By the time Cynthia and Sandra Jamarillo heard the Flanigan’s near their home was among the first Miami restaurants open after Hurricane Irma, they were ready for a drink.
They had tossed and turned during a sweat-soaked night with no electricity. They awoke Monday to a ransacked yard at the friend’s house where they’d weathered the storm. They dragged limbs, propped up a fallen fence and skimmed an autumn’s worth of leaves out of the pool, all before a swear-word-laced ice-cold shower.
A two-hour wait for a Goose Island IPA, a Stella Artois and a share of a burger and curly fries?
“Totally worth it,” Sandra Jamarillo said, clinking glasses with her sister, unfazed by the shoulder-to-shoulder crowd at the restaurant. “We’ve had cabin fever for three days.”
Premium content for only $0.99
For the most comprehensive local coverage, subscribe today.
Miamians who had been barricaded indoors for the better part of three days stepped out for the first time Monday to escape the heat and stale air, ready for a blast of air-conditioning and food that didn’t come from a can.
Cynthia Jamarillo closed her eyes and sipped her cold Stella as the music overhead switched from Led Zeppelin to Marc Anthony.
“The bubbles hit your throat, and there’s nothing else like it,” Cynthia said.
The sisters ducked a server who crowd-surfed among the schools of patrons, perilously balancing a tray of ribs, burgers and wings.
At the other end of the bar, Amanda Mendez fueled herself and her cell phone. She carefully balanced an iPhone on her shoulder, the white charging cable running up to an outlet above the bar, while she poured herself a beer like a poor man’s Cirque de Soleil acrobat.
When she arrived earlier, “there were so many people here. It was sheer panic,” she said. But among them were her friends, who had staked out a corner of the bar and kept the pitchers of beer and cheeseburgers coming.
“I’d been surviving on crackers and wine,” friend Chester Cruz said.
“Well, you murdered that,” Mendez told him, pointing to the au jus chalk outline of his chicken Philly cheesesteak.
She checked her phone: 29 percent.
“Can I get some battery?” her friend Alex Rojas said. His iPhone was down to 7 percent.
This is the respite this crowd had been hoping for.
“We’re here for the A/C and the cold drinks,” said Camila Bermudez, who evacuated from her Brickell one-story apartment to Boynton Beach only to find it without power Monday morning. Fortunately, her friend Carlos Oliva, who lives near the restaurant, saw posted on the Miami Herald’s website that it was among the businesses that had opened early.

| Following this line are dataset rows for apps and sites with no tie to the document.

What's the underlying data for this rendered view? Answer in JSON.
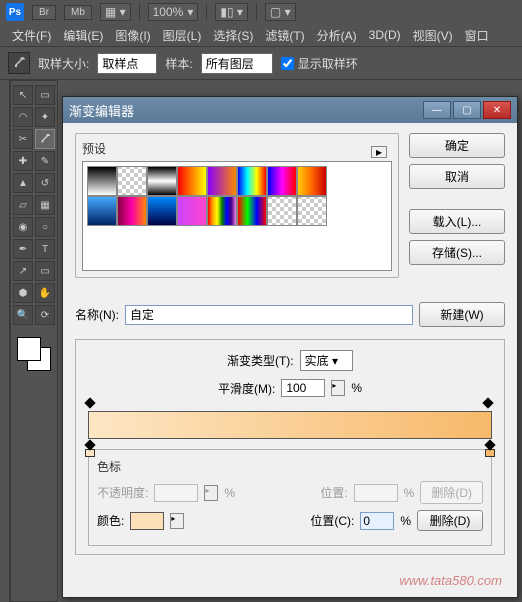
{
  "header": {
    "ps": "Ps",
    "br": "Br",
    "mb": "Mb",
    "zoom": "100%"
  },
  "menu": {
    "file": "文件(F)",
    "edit": "编辑(E)",
    "image": "图像(I)",
    "layer": "图层(L)",
    "select": "选择(S)",
    "filter": "滤镜(T)",
    "analysis": "分析(A)",
    "threeD": "3D(D)",
    "view": "视图(V)",
    "window": "窗口"
  },
  "options": {
    "sample_size_label": "取样大小:",
    "sample_size_value": "取样点",
    "sample_label": "样本:",
    "sample_value": "所有图层",
    "show_ring": "显示取样环"
  },
  "dialog": {
    "title": "渐变编辑器",
    "presets_label": "预设",
    "ok": "确定",
    "cancel": "取消",
    "load": "载入(L)...",
    "save": "存储(S)...",
    "name_label": "名称(N):",
    "name_value": "自定",
    "new_btn": "新建(W)",
    "grad_type_label": "渐变类型(T):",
    "grad_type_value": "实底",
    "smoothness_label": "平滑度(M):",
    "smoothness_value": "100",
    "percent": "%",
    "stops_label": "色标",
    "opacity_label": "不透明度:",
    "location_label": "位置:",
    "location_c_label": "位置(C):",
    "location_value": "0",
    "color_label": "颜色:",
    "delete_d": "删除(D)",
    "delete_disabled": "删除(D)",
    "gradient": {
      "start": "#fde6c4",
      "end": "#f7b96a"
    },
    "color_stop_color": "#fde0b8"
  },
  "presets": [
    [
      "linear-gradient(#000,#fff)",
      "repeating-conic-gradient(#ccc 0 25%,#fff 0 50%) 0/8px 8px",
      "linear-gradient(#000,#fff,#000)",
      "linear-gradient(to right,#f00,#ff0)",
      "linear-gradient(to right,#80f,#f80)",
      "linear-gradient(to right,#00f,#0ff,#ff0,#f00)",
      "linear-gradient(to right,#00f,#f0f,#f00)",
      "linear-gradient(to right,#fc0,#f60,#c00)"
    ],
    [
      "linear-gradient(#4af,#026)",
      "linear-gradient(to right,#804,#f0a,#f80)",
      "linear-gradient(#08f,#004)",
      "linear-gradient(to right,#c4f,#f4c)",
      "linear-gradient(to right,red,orange,yellow,green,blue,indigo,violet)",
      "linear-gradient(to right,#f00,#0f0,#00f,#f00)",
      "repeating-conic-gradient(#ccc 0 25%,#fff 0 50%) 0/8px 8px",
      "repeating-conic-gradient(#ccc 0 25%,#fff 0 50%) 0/8px 8px"
    ]
  ],
  "watermark": "www.tata580.com"
}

“I was dying. I had to get out of the house,” said Oliva, who weathered the storm caring for his 87-year-old uncle.
At the restaurant, they commiserated over a pair of Blue Moons with orange wedges. The bartender was never not pouring a drink.
“When we hire people, we tell them, ‘We’re the first to open, the last to close in a hurricane,’ ” said manager Jader Romero, who also lost power at home. “I’m not going to lie, I was kind of dreading all of this. But with the A/C, it’s amazing.”

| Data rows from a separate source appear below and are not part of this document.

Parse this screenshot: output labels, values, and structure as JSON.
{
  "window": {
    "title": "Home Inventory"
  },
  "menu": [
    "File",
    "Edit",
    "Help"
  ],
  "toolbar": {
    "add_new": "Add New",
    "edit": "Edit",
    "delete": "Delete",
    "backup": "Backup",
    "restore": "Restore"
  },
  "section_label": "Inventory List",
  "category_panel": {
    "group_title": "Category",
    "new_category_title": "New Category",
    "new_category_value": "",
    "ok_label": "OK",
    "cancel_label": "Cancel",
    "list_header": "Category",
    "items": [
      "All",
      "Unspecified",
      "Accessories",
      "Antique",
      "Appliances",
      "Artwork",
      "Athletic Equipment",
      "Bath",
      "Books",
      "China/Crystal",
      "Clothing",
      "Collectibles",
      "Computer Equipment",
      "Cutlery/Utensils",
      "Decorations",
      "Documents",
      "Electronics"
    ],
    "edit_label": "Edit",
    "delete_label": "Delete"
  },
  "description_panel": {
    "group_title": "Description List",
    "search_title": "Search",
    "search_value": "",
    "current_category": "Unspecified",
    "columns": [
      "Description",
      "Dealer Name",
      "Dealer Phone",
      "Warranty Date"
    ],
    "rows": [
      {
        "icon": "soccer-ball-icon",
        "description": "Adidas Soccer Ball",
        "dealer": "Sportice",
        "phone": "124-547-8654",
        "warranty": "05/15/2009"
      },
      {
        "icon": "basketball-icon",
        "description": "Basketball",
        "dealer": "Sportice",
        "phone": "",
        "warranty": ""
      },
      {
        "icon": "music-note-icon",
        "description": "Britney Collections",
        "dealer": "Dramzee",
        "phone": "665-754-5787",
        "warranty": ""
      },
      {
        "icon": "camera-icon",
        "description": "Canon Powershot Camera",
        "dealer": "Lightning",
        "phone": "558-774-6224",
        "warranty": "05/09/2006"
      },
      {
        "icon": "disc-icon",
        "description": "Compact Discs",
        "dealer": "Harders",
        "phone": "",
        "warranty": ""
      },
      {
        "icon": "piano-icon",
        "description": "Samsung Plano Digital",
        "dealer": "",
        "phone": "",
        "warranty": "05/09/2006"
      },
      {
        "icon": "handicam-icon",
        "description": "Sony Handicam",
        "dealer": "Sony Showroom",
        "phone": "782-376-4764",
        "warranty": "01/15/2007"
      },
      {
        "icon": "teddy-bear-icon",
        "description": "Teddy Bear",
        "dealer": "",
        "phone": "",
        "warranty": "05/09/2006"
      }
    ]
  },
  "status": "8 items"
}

Just then, singing broke out.
The staff sang happy birthday to Regina Vejar, who turned 18 in the middle of the night, while blowing out a candle in a single slice of Publix chocolate cake, with her mom Liliana Chavez holding the flashlight. Today, she smiled wide as she was serenaded and feasted on cheeseburgers and a brownie sundae with chunks of Oreo cookies and Kit-Kat bars.
“We had to reschedule my birthday party,” Vejar said. “But we’re here, and we’re being optimistic.”

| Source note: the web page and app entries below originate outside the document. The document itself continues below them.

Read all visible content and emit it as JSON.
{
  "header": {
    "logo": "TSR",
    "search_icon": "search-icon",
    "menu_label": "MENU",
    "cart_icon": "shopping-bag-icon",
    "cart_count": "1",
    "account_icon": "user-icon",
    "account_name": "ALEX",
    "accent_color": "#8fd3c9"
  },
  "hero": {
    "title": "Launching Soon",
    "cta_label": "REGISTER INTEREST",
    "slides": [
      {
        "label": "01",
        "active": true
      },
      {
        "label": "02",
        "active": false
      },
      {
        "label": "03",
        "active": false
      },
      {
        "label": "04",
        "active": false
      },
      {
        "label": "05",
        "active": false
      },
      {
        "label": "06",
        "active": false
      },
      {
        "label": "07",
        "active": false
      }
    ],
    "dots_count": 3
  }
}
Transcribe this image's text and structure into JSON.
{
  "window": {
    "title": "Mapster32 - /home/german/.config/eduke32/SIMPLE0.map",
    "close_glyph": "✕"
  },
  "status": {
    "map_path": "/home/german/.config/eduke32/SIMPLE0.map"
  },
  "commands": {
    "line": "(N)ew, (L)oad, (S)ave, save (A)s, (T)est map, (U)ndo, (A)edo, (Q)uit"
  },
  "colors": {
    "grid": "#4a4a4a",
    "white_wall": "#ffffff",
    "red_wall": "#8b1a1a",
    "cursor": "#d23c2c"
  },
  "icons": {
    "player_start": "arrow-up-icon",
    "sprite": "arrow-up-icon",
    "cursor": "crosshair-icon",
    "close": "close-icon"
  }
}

The restaurant started turning away customers at 4:30 p.m. so staff could get home before the 7 p.m. curfew. There, reality awaited. Fallen trees. Dark, hot homes. Scattershot cell phone service.
The Jamarillo sisters still had to go home and deal with the “funky” food in the refrigerator.
“There’s still a lot of work to do,” Sandra said.
“But,” her sister added, taking one last sip of beer, “at least we numb the feeling for a while.”